Going it Alone vs. Affiliate
January 31, 2000
Alamosa PCS Holding Inc. is one of the latest in a long line of wireless communications providers to tap the capital markets. Its story is a familiar one: hammering out alliances with the behemoths of the industry whereby both the companies stand to benefit.
The Lubbock, Texas-based company will test the market's appetite for service providers as it attempts to raise $150 million in equity and debt with a Salomon Smith Barney and Lehman Brothers-led syndicate. While a handful of companies tied to telecom giants Sprint Corp. and AT&T Corp. have met with success, the capital-intensive personal communications services (PCS) marketplace has driven some of the loners into bankruptcy.
"The validation of the affiliate arrangement is really the reaction in the marketplace," commented William Benton of William Blair & Co. Fellow Sprint benefactor AirGate PCS Inc. as well as a trio of AT&T regional partners - TeleCorp PCS Inc., Triton PCS Holdings Inc., and Tritel Inc. - raised $646.7 million in 1999.
"What is important in the PCS arena is marketing skills, access to financing, and brand. [All] of the affiliates have access to a fantastic distribution system and a powerful brand. The market is rewarding them for that."
As an affiliate, Alamosa operates under a PCS license owned by Sprint. Conditions of the arrangement require the company to meet certain build-out benchmarks or forfeit the license. Focusing on secondary markets in Texas, New Mexico, Arizona, Colorado and Wisconsin, a territory encompassing more than 8.4 million residents, Alamosa expects to have approximately 65% of its area covered by 2001.
In exchange for the licenses, Sprint receives a portion of the company's subscriber revenue. Additionally, Sprint handles the billing, customer service and network maintenance costs of its affiliates.
"What we have done and what AT&T has done is offered small businesses a lot of advantages," commented John Chambers, vice president of regulatory affairs for Sprint PCS. "They get access to our nationwide network, they can negotiate for equipment as [we do], they have access to our expertise, and they get to deal with our people who've built out [networks] before them."

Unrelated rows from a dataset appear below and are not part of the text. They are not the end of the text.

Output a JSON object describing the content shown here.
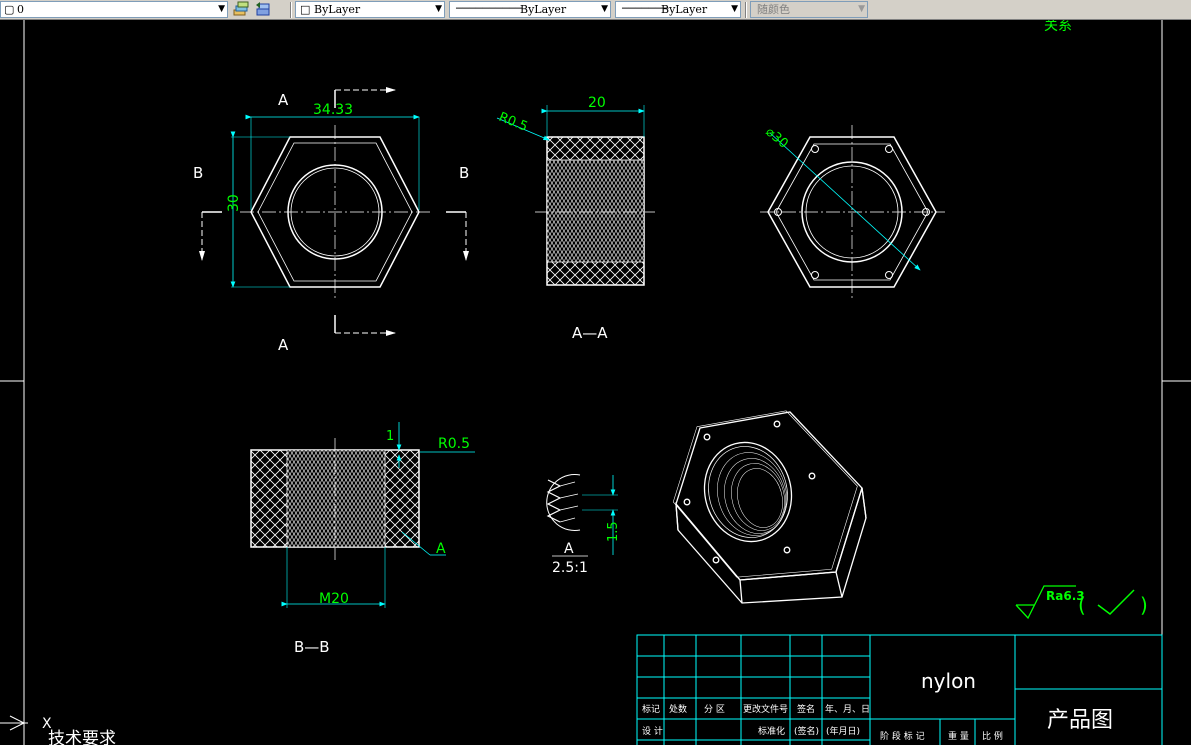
{
  "toolbar": {
    "layer_value": "0",
    "color_value": "ByLayer",
    "linetype_value": "ByLayer",
    "lineweight_value": "ByLayer",
    "plotstyle_value": "随颜色",
    "icons": [
      "layer-states-icon",
      "layer-previous-icon"
    ]
  },
  "drawing": {
    "top_corner_label": "关系",
    "view1": {
      "section_label_a_top": "A",
      "section_label_a_bottom": "A",
      "section_label_b_left": "B",
      "section_label_b_right": "B",
      "width_dim": "34.33",
      "height_dim": "30"
    },
    "view2": {
      "caption": "A—A",
      "width_dim": "20",
      "radius_dim": "R0.5"
    },
    "view3": {
      "diameter_dim": "⌀30"
    },
    "view4": {
      "caption": "B—B",
      "top_dim": "1",
      "radius_dim": "R0.5",
      "thread_dim": "M20",
      "detail_marker": "A"
    },
    "detail": {
      "label": "A",
      "scale": "2.5:1",
      "pitch_dim": "1.5"
    },
    "roughness": {
      "symbol_text": "Ra6.3",
      "paren_open": "(",
      "paren_close": ")"
    },
    "ucs": {
      "x_label": "X",
      "notes_title": "技术要求"
    }
  },
  "title_block": {
    "material": "nylon",
    "title": "产品图",
    "header_row1": [
      "标记",
      "处数",
      "分 区",
      "更改文件号",
      "签名",
      "年、月、日"
    ],
    "header_row2": [
      "设 计",
      "",
      "",
      "标准化",
      "(签名)",
      "(年月日)"
    ],
    "stage_row": [
      "阶 段 标 记",
      "重 量",
      "比 例"
    ]
  },
  "colors": {
    "background": "#000000",
    "lines": "#ffffff",
    "dimension": "#00ff00",
    "dimension_line": "#00ffff",
    "title_block": "#00ffff"
  }
}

While Sprint affiliates siphon a portion of their revenue in return for usage of spectrum licenses, AT&T's arrangement with its affiliates is different. In exchange for an equity position, regional partners like Tritel and Telecorp are given a segment of a particular license. Although this arrangement allows the affiliate to retain all of its revenue, AT&T's stipulation that the companies market a portion of their services under a separate brand gives some analysts room for pause.
"I like the Sprint arrangement better," continued Benton. "I like it more because what happens is Sprint affiliates use the Sprint PCS brand name, and it is transparent to the customer. AT&T affiliates market themselves as SunCom, an affiliate of AT&T,' but the customer just sees it as a different company than AT&T."
While some have swallowed the mixture without ill effect, others have found it toxic. NextWave Inc. and Pocket Communications Inc., two companies that spurred affiliation agreements in order to acquire their own PCS license from the Federal Communications Commission, are the most notable examples. (See story on NextWave on page 2.)
"There were six PCS licenses that were bid. The first two, which AT&T and Sprint got a hold of, were the A and B blocks," said Dave Chamberlain, a senior analyst for Probe Research Inc. "The C blocks went to NextWave and Pocket. They paid way too much for them and then they couldn't make good on those commitments." Both companies currently are in bankruptcy.
In order to raise the massive amount of capital necessary to extend their network (and in some cases acquire an operating license), several recent IPOs, Alamosa included, have had to issue both debt and equity in order to meet performance expectations.
Debt issuance across the telecom industry has turned the sector into one of the largest corners of the junk-bond market. Last year, telecommunications issues accounted for $26.9 billion, or 26.1% of the primary market, according to Thomson Financial Securities Data, an increase of 16.8% over 1998s mark. By contrast, 1994 saw $3.4 billion in telecom new issues, or 10.2% of the market; and in 1993, there was just $1.4 billion, or 2.6% of the market.